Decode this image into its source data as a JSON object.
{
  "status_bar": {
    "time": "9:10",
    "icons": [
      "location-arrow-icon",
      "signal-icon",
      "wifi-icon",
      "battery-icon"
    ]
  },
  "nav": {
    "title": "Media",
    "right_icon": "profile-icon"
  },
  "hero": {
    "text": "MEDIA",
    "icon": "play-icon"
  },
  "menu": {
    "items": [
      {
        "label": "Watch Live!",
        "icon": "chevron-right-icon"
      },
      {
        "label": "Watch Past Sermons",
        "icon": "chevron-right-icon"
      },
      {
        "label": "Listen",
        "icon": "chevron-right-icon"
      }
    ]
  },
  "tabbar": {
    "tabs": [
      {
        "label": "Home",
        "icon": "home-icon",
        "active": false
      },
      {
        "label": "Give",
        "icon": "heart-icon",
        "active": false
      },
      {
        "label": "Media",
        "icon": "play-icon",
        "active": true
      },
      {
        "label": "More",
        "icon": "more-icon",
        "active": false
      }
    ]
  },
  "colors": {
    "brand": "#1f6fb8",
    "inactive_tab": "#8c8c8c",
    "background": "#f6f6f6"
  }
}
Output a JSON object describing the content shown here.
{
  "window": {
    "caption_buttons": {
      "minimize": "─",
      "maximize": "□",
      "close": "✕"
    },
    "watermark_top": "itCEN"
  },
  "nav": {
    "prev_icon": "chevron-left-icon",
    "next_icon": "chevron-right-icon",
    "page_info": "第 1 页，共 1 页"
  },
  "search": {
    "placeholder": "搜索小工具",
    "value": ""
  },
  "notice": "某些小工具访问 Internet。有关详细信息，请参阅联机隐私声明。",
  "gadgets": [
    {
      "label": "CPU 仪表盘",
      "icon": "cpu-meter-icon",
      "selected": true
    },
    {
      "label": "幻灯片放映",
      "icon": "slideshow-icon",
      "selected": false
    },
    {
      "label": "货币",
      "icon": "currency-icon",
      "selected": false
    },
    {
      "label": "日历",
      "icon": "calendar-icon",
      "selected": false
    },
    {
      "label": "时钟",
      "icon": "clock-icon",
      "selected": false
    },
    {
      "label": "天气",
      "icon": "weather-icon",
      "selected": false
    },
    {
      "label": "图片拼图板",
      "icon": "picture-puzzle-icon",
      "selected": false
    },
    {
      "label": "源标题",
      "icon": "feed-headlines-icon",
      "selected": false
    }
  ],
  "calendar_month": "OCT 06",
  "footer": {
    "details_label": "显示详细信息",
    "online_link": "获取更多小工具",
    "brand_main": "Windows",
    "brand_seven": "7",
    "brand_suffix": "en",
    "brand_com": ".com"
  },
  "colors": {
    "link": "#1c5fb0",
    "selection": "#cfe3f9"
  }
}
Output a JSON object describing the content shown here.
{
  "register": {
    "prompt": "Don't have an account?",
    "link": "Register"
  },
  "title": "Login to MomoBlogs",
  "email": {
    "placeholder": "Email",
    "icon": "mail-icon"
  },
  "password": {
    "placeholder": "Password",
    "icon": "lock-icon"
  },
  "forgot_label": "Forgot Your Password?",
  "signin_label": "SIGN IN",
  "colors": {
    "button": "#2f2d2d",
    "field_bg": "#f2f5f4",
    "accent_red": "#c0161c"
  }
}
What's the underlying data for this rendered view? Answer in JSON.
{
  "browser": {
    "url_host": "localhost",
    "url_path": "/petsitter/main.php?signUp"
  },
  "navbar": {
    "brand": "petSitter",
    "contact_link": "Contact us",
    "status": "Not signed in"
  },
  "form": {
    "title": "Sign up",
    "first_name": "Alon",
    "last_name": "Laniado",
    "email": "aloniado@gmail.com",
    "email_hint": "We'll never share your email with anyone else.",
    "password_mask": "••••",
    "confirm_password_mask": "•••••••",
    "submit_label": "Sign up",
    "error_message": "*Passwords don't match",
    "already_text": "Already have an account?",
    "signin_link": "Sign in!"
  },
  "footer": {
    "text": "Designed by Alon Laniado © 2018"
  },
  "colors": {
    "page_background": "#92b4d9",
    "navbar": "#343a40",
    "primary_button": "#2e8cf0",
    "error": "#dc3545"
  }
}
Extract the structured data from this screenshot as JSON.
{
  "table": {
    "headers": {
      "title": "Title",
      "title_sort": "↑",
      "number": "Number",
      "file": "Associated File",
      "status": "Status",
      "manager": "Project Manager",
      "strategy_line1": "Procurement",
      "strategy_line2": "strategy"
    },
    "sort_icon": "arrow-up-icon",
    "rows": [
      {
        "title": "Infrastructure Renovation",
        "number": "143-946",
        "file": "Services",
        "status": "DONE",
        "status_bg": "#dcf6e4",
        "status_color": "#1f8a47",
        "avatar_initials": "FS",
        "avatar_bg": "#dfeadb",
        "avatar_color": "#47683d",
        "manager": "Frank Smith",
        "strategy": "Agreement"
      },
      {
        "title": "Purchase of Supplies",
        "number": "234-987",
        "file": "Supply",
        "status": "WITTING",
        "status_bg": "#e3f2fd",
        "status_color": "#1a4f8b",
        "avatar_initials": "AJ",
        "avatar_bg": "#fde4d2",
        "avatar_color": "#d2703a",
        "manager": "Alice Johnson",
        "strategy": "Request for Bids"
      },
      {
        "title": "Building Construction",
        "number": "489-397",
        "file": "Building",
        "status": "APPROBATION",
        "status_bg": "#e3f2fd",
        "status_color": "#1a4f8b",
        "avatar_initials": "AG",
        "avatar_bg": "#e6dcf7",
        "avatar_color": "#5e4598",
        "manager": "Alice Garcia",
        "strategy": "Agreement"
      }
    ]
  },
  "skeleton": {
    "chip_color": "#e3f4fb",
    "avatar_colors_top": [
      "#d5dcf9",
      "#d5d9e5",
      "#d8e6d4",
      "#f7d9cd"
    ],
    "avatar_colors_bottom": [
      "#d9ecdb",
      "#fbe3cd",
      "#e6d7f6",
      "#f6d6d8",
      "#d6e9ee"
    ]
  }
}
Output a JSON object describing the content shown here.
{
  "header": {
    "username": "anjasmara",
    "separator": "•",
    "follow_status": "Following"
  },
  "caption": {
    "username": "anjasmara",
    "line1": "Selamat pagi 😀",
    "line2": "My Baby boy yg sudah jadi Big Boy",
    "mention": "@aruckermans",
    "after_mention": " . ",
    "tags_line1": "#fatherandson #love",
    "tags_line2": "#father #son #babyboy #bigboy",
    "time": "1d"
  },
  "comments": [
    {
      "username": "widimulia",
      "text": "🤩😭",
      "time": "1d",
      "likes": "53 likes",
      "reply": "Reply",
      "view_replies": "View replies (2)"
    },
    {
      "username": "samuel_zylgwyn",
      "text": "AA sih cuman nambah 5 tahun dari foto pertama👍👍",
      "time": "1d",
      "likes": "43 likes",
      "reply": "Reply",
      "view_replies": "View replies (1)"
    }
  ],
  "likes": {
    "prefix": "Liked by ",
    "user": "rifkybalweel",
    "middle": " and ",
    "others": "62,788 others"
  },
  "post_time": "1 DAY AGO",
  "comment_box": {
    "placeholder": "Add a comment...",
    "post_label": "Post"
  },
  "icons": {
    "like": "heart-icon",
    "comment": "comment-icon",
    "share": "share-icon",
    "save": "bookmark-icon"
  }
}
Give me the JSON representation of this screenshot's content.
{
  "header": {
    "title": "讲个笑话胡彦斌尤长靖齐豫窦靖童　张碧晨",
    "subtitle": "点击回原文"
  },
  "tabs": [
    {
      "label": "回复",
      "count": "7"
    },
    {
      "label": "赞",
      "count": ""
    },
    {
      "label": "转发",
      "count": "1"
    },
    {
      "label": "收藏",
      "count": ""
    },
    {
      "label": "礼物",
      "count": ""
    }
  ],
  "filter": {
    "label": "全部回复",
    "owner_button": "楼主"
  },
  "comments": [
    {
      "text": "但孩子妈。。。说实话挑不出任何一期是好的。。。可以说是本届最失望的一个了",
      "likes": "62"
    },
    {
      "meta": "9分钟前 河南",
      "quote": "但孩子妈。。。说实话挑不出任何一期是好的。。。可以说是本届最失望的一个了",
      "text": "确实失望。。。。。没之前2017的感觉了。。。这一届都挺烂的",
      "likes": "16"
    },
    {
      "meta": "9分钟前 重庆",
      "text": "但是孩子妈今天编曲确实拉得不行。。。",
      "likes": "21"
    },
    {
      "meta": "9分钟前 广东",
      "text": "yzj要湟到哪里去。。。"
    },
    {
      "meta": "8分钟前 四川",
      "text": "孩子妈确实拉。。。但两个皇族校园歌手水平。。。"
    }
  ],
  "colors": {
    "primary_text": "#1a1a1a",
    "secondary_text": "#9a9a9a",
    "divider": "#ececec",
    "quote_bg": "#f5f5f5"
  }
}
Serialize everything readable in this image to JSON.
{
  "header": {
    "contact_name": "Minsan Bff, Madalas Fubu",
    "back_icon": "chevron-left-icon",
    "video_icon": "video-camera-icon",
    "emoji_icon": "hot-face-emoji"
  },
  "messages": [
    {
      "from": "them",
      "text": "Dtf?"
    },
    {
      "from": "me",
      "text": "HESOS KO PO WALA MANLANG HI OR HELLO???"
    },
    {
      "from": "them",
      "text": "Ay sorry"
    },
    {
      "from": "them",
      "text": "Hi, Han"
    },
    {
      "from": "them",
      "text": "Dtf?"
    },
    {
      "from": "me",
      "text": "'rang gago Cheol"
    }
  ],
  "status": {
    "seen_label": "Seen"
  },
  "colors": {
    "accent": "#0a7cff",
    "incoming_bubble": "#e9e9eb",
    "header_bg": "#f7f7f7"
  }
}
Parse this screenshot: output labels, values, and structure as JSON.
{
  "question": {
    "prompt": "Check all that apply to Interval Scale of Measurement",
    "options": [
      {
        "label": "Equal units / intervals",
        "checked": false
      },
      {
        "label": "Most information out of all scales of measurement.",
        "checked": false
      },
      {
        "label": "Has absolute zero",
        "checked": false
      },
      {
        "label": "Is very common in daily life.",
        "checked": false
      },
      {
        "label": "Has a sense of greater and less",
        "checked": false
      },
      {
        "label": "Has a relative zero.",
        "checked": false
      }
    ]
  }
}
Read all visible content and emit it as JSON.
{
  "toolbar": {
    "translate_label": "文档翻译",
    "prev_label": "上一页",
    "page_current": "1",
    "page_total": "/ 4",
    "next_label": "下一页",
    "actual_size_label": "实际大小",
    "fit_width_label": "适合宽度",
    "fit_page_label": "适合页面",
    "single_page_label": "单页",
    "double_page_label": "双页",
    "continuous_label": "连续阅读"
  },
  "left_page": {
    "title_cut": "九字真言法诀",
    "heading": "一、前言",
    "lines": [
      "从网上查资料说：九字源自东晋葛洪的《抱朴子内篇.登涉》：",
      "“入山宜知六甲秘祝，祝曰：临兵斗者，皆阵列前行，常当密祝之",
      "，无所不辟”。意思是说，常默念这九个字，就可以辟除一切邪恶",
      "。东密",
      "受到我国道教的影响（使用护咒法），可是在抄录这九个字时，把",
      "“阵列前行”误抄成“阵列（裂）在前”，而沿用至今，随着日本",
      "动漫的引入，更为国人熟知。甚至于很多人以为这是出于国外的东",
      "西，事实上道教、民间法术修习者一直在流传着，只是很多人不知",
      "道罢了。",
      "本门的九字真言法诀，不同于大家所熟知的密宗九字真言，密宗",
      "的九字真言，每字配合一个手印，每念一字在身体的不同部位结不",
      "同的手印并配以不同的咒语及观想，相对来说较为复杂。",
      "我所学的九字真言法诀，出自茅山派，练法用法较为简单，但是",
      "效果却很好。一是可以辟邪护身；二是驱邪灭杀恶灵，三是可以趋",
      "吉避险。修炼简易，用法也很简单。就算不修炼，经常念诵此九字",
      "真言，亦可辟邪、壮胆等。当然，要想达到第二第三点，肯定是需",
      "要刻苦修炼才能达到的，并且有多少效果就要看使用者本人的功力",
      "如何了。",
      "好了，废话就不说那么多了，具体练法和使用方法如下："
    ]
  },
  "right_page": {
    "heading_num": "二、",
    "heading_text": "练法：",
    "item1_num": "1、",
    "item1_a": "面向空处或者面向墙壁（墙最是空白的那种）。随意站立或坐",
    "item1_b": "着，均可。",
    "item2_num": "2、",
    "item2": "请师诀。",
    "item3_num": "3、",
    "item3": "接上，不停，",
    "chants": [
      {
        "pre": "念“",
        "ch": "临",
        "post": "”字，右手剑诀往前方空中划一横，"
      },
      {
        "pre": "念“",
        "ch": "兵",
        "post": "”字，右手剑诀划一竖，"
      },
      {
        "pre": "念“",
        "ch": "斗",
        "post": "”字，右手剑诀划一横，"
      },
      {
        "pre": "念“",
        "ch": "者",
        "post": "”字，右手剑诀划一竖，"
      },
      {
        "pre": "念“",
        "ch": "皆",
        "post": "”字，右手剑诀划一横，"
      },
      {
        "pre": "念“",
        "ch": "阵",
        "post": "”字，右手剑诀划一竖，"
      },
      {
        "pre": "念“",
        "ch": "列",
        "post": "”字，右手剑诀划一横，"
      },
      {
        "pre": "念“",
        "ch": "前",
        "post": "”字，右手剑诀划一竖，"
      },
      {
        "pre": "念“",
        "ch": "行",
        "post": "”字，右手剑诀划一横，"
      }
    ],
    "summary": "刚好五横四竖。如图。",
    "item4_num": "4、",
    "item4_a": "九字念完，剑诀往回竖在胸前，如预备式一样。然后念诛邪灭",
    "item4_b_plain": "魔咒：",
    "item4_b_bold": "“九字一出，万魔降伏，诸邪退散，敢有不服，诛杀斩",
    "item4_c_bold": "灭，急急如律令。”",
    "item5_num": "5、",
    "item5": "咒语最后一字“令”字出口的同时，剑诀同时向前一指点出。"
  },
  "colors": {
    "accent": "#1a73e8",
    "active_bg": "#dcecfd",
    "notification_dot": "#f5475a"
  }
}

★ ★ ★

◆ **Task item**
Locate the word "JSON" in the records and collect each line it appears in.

◆ **Your solution**
Decode this image into its source data as a JSON object.
Output a JSON object describing the content shown here.
Output a JSON object describing the content shown here.
What's the underlying data for this rendered view? Answer in JSON.
Extract the structured data from this screenshot as JSON.
Output a JSON object describing the content shown here.
Give me the JSON representation of this screenshot's content.
Serialize everything readable in this image to JSON.
Parse this screenshot: output labels, values, and structure as JSON.
Read all visible content and emit it as JSON.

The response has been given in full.